Nothing but the records themselves, exactly as written, should appear in the reply; leave out the pictures.

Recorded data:
<<<<
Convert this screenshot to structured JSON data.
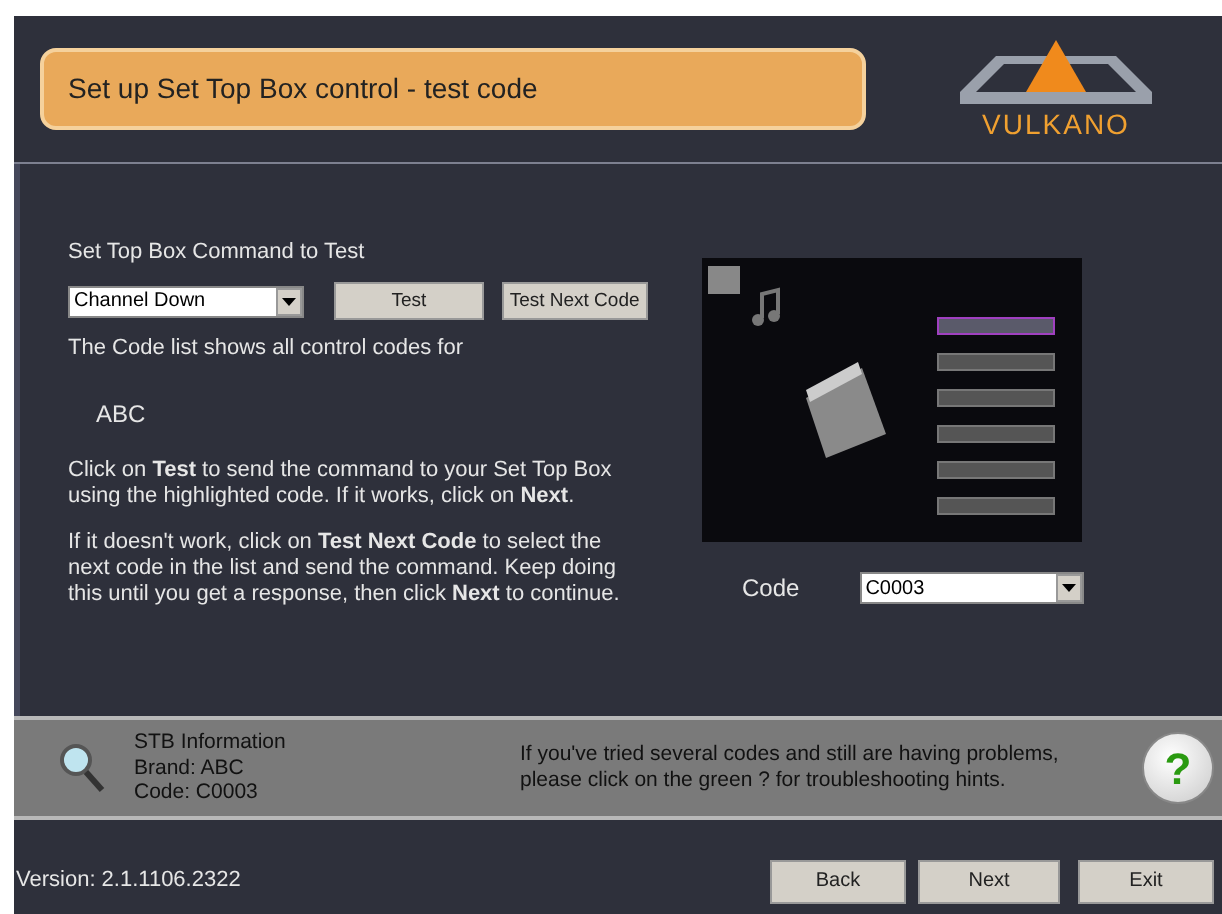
{
  "header": {
    "title": "Set up Set Top Box control - test code",
    "logo_text": "VULKANO"
  },
  "command": {
    "label": "Set Top Box Command to Test",
    "value": "Channel Down"
  },
  "test_buttons": [
    {
      "label": "Test"
    },
    {
      "label": "Test Next Code"
    }
  ],
  "code_list_text": "The Code list shows all control codes for",
  "brand": "ABC",
  "instructions": [
    "Click on **Test** to send the command to your Set Top Box using the highlighted code. If it works, click on **Next**.",
    "If it doesn't work, click on **Test Next Code** to select the next code in the list and send the command. Keep doing this until you get a response, then click **Next** to continue."
  ],
  "code": {
    "label": "Code",
    "value": "C0003"
  },
  "info": {
    "lines": [
      "STB Information",
      "Brand: ABC",
      "Code: C0003"
    ],
    "hint": "If you've tried several codes and still are having problems, please click on the green ? for troubleshooting hints.",
    "help": "?"
  },
  "footer": {
    "version": "Version: 2.1.1106.2322",
    "buttons": [
      "Back",
      "Next",
      "Exit"
    ]
  }
}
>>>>
#### WORKED SOLUTION
Convert this screenshot to structured JSON data.
{
  "header": {
    "title": "Set up Set Top Box control - test code",
    "logo_text": "VULKANO"
  },
  "command": {
    "label": "Set Top Box Command to Test",
    "value": "Channel Down"
  },
  "test_buttons": [
    {
      "label": "Test"
    },
    {
      "label": "Test Next Code"
    }
  ],
  "code_list_text": "The Code list shows all control codes for",
  "brand": "ABC",
  "instructions": [
    "Click on **Test** to send the command to your Set Top Box using the highlighted code. If it works, click on **Next**.",
    "If it doesn't work, click on **Test Next Code** to select the next code in the list and send the command. Keep doing this until you get a response, then click **Next** to continue."
  ],
  "code": {
    "label": "Code",
    "value": "C0003"
  },
  "info": {
    "lines": [
      "STB Information",
      "Brand: ABC",
      "Code: C0003"
    ],
    "hint": "If you've tried several codes and still are having problems, please click on the green ? for troubleshooting hints.",
    "help": "?"
  },
  "footer": {
    "version": "Version: 2.1.1106.2322",
    "buttons": [
      "Back",
      "Next",
      "Exit"
    ]
  }
}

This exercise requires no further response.